On December 1, 2017, the US District Court in DC ruled in favor of the entrepreneurs and venture capitals and vacated the rule (“Delay Rule”) delaying the effective date of the Parole for International Entrepreneurs Rule (PIER) until March 14, 2018. In the Delay Rule, the Department of Homeland Security (DHS) also stated that the PIER was “highly likely to be revoked.” This ruling represents a great step forward towards a fully operational “startup visa” in the US and is a win for entrepreneurs all over the world that are seeking to grow their companies in the US market.
Effective October 1, 2017 nationwide, USCIS will begin contacting those who filed their employment-based petitions after March 6th for interviews when they have also applied for Adjustment of Status to Permanent Residence. The USCIS Ombudsman provided an informative Q and A session last Thursday. Here is what applicants need to know:
- Under 14 years old may be waived from the interview requirement – there is a waiver that applicants must complete.
- Will receive a separate notice, but family groups should be scheduled for the interview at the same time. However, they make no promises that it will be at the same time.
- Family members could be expected to prove relationship to the primary beneficiary – bring copies and originals of certificates. Officer may also require showing that the marriage was bona fide.
- USCIS does not want applicants to send in unsolicited documents after the initial application is submitted. Because of the multiple steps involved, if USCIS needs new evidence, they will request them and applicants should follow the address and the instructions on the RFE so that the documents do not get lost.
- Questions that will be asked include those that are on the I-485 and the applicant’s eligibility for Adjustment, and admissibility issues. Also, officers may ask into what the beneficiary/self-petitioner will do, their experience, and their educational background. The main purpose of pursuing these interviews is fraud detection and national security, so referrals to ICE is possible if interviewing officer detects credible threats.
- Processing times: USCIS does not believe that these interviews will affect the processing times for the Employment-Based Adjustment applications, however, we may see some slow-down on family-based adjustments and naturalization interviews because of this.
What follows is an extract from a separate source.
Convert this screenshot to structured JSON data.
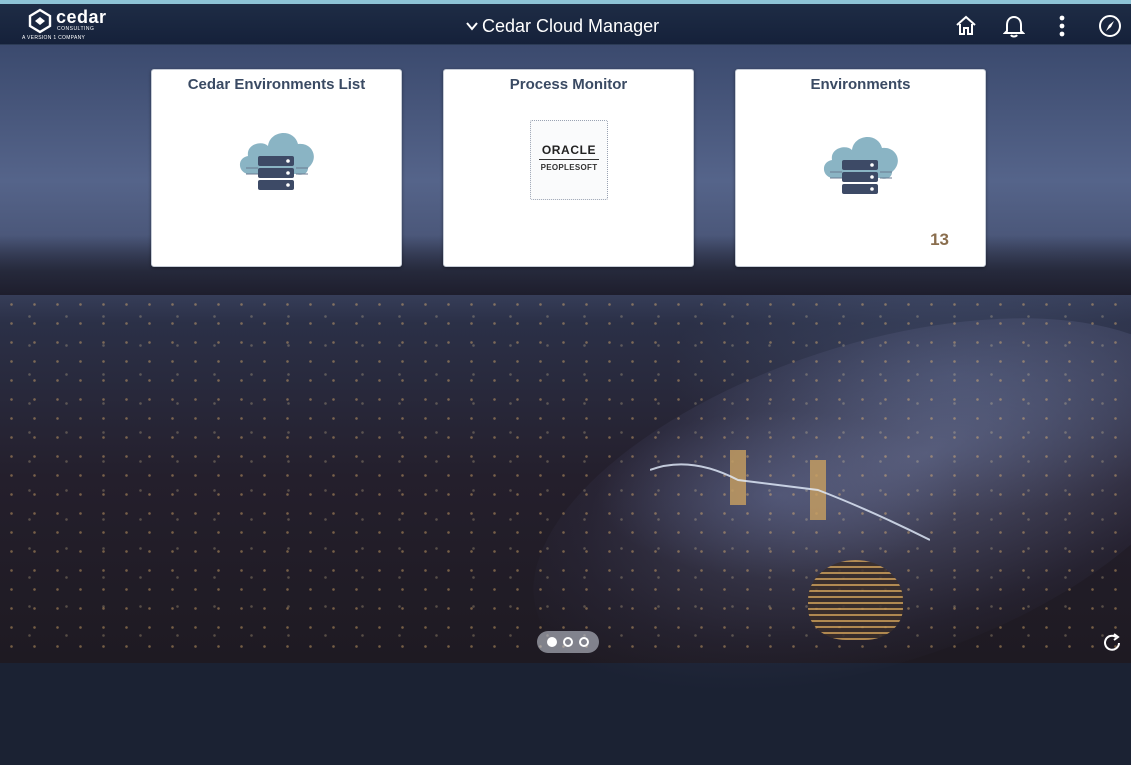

- If the defects in the I-140 were a basis for the denial, then the field office will return the I-485 and the I-140 together to the service center and recommend that it be revoked. If the service center determines that the I-140 should not be revoked, then the service center will approve the application.
- On the other hand, if the I-140 is okay, but there are defects in the I-485, then the field office will refer the case to the consulate to be re-adjudicated in accordance with consular processing.
- Medical Exams: Without further advice from USCIS at this moment, we would also recommend waiting until you are contacted through the Request for Evidence or at the interview to submit the medical examination. Because the medical exams are only valid for one year and it could take a year or more for the Adjustment application, it could be a waste of money and resources to submit the medical exams with the I-485 packet.
Our office is ready to help Employment-Based adjustment applicants prepare for these interviews, collect the required documents, and go with them, if necessary. Please contact us if you wish to have some assistance in these uncertain times.
In March, President Trump issued a new version to Executive Order #13780 (EO), which banned individuals from 6 countries – Iran, Libya, Somalia, Sudan, Syria, and Yemen – from entering the US for 90 days. This had been dubbed in the media as the Muslim Ban. Suits were filed to halt the enforcement of the EO. The Federal District Courts granted the preliminary injunctions. The Court of Appeals for the Fourth Circuit and the Ninth Circuit then upheld the preliminary injunctions.
Every month, the Department of State (DOS) receives information from the National Visa Center (NVC) about the total of visa applicants in the queue. From there, they predict the number of visas that would be available next month. Every year, the US makes available a total of approximately 226,000 family-based visas, 140,000 employment-based visas, and 55,000 Diversity Lottery visas, which is the topic of another blog. These total amounts are divided into preference categories and then divided into several specified countries and the rest of the world to determine how many visas are available for each country of chargeability. That number is then divided into the number of months to determine the number of visas for each preference category from each country that will be accepted each month.
The Department of Homeland Security released the Proposed Rule of the USCIS Fee Schedule yesterday. According to the Proposal, the increase in fees are intended to cover shortages in the Immigration Examination Fee Account (IEFA). The fees are used to meet certain national security, customer service, and adjudicative processing goals. The Proposal details how they have used the fees in the past, such as, for example, the Electronic Immigration System (ELIS) and improving processing times.